Denton High School will have a new home. Now we know what it will look like.
The Denton school board got its first glimpse at the plans for the new high school, set to open on 152 acres of land along North Bonnie Brae Street in fall 2022.
The $194 million project is the most expensive item in Denton ISD’s 2018 bond package and will require careful coordination with the city as officials eye the widening of Bonnie Brae at the same time.
“Five, 10 or 15 years from now, this will be one of the most important buildings in Denton,” board member Jim Alexander said. “I think it will be as soon as it’s built.”
Similar to its process in the Strickland Middle School plans, which were unveiled at the previous board meeting, VLK Architects met with a committee of students, teachers and administrators to get an idea of what they wanted to see at the new campus. The final designs for Denton High produced a 490,000-square-foot, two-story building with hallways feeding into the cafeteria common area and the library.
The campus also will include three competition gyms, a fine arts corridor, an outdoor performance space and several sports fields.
The entrance includes a dome with a bronco statue atop, harkening back to the dome that dotted the high school in 1908 when it was on Locust Street.
Architects designed the campus with a 2,400-student capacity in mind but said there would be room for expansion if needed. The prospect of that many new neighbors worried some people who live near the site.
David Martin addressed the board on behalf of his neighbors who reside in a quiet area along Westgate Drive, the street that serves as the western boundary of the campus. He asked school officials to consider some special requests, including the addition of a large buffer zone with a fence or wall between the school and the neighborhood.
“We appreciate the superintendent meeting with us a few weeks ago to hear our concerns,” Martin said. “He said DISD wants to be a good neighbor. So do we.”
Sloan Harris with VLK Architects said the firm is drawing up plans for a proposed buffer, but he didn’t have specifics on what that might look like. He added that practice fields along Westgate would not have lights, which would prevent bright beams from straying into the neighborhood. In addition, builders will not connect the west side parking lot to Westgate to cut down on traffic in the area.
A gas well sits on the southeast part of the land near the proposed softball fields and tennis courts. The district weathered some criticism last year from community members who said Guyer High School’s practice fields are too close to gas wells.
Superintendent Jamie Wilson said the school’s athletic areas will be more than 500 feet from the well, more than twice the length of the city’s setback requirement for new construction near an existing well.
Opponents say the proximity of the wells could be a health risk to children. Several studies report a possible link between certain health issues (migraines, dizziness, nausea) and exposure to gas wells, but they note more research is needed.
Ed Soph, a member of the Denton Drilling Awareness Group, asked the board on Tuesday to consider a policy that would prohibit the district from selling its mineral rights to drilling companies.
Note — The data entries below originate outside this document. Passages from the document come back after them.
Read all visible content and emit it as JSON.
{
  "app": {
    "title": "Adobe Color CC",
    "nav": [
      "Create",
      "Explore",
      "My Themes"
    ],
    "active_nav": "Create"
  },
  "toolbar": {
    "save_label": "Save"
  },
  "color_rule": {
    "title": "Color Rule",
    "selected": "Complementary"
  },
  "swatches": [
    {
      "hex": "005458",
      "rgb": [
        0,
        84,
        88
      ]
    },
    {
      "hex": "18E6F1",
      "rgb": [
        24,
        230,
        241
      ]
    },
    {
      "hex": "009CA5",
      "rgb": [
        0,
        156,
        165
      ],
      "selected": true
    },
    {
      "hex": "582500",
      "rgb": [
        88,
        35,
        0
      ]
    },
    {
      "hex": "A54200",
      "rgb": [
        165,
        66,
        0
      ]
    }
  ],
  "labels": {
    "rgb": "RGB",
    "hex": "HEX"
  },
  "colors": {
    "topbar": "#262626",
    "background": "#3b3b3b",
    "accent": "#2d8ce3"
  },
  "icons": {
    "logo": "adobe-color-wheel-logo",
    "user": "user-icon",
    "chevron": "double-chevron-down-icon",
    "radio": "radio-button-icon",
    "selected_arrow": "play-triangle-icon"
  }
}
He also asked the board to explore the possibility of reclaiming mineral rights on sites that haven’t been drilled yet.
“Allowing these pollution sources to be sited near schools and athletic fields is an unacceptable and dangerous gamble,” he said.
Wilson didn’t shoot down Soph’s proposals outright but said achieving them might cost the district.
“Purchasing people out of their mineral rights and not having access to your own, that’s not just something we’re just going to jump out and do,” Wilson said. “You have to look at the financial implications of that.”
The nearly four-hour meeting derailed at one point during a tense exchange between board members and Willie Hudspeth, a local activist and businessman.
Hudspeth is a familiar face at open meetings all across town, often addressing city officials and county commissioners as well as board members during open forums. For months, Hudspeth has voiced his frustration over the lack of black head football coaches in the district. On Tuesday, he brought up a white coach in the district who had been arrested on a charge of drunken driving two years ago.
Denton ISD’s attorney Randy Stout interrupted Hudspeth with a point of order and said the man was breaking the rules of public comment by calling out a specific employee. Hudspeth pushed back on the claims, saying he simply was reading from a newspaper article about the incident.
Denton ISD policy states that complaints against certain employees must be filed within the parameters of the district’s formal grievance process. When speakers sign up for the public forum, they must fill out a card with their name and basic information. On the back of the card, Rule 6 states speakers aren’t allowed to reference an employee by name or specific job title.
“Mr. Hudspeth, you’re more than welcome to make your comments,” school board President Mia Price said. “I just ask that you don’t refer to personnel by name.”
Hudspeth refused to leave after his three-minute speaking time expired because he was interrupted during his comments and dared officials to call the police. Price declined to do so, and Hudspeth left after several moments of silence.
“You’re not going to bully me, and if I have to go to jail, hey, that’s life,” he said.